According to the teachings of the Orthodox Church, God, as omniscient (all-knowing), knows and foresees the moral state of man and preordains and predetermines for men certain fate. This does not mean that God overlooks the human volition to be the master of his own destiny. Every Orthodox Christian has to pray that God’s will take precedence. By our prayer we seek the harmony between our free will and God’s will.
The position of Pelagius was that he totally denied God’s role in our redemption. He taught that man can achieve it by himself without Christ’s suffering on the Cross or His merits. Strictly speaking, one cannot assume that Pelagius was defending the true nature of human will.
Ultimately, human free will does not have any relevance without reference to the will of God. Strictly speaking, the human will and divine will should stay intertwined. Human will is a created faculty, and its ultimate source is the divine will. However, the human will is granted autonomy so that it can function as a spiritual faculty of the human person which is itself ultimately the image or similitude of God. Our will should become identified with God’s will; this is intended in the Lord’s Prayer.
God does not inflict punishment on anyone without his own deliberate responsibility in committing a punishable offense. Responsibility or accountability can never be explained without a free will, without which reward and punishment are not defined.
Augustine still remains a father of the undivided Church, although not a great inspiration in the eastern Church because of his many slippery positions on grace, sin, redemption, human sexuality, etc. As a result, he is not mentioned in the hagiology of the Orthodox Church, particularly the Oriental section of it. Having said this, one should understand that he is regarded as a towering mind among the brilliant scholars of Christendom.

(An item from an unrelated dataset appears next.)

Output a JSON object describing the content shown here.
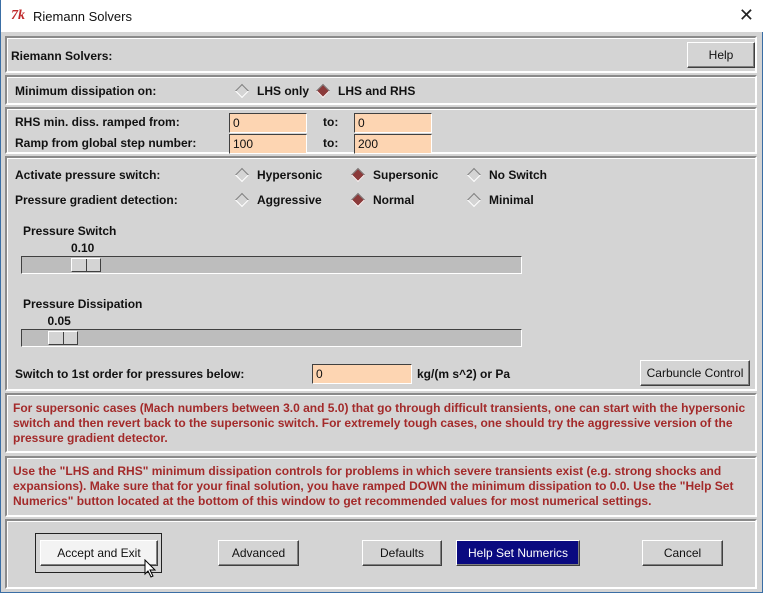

Pelagius is not considered a father of the Church.
The basic principles to be remembered: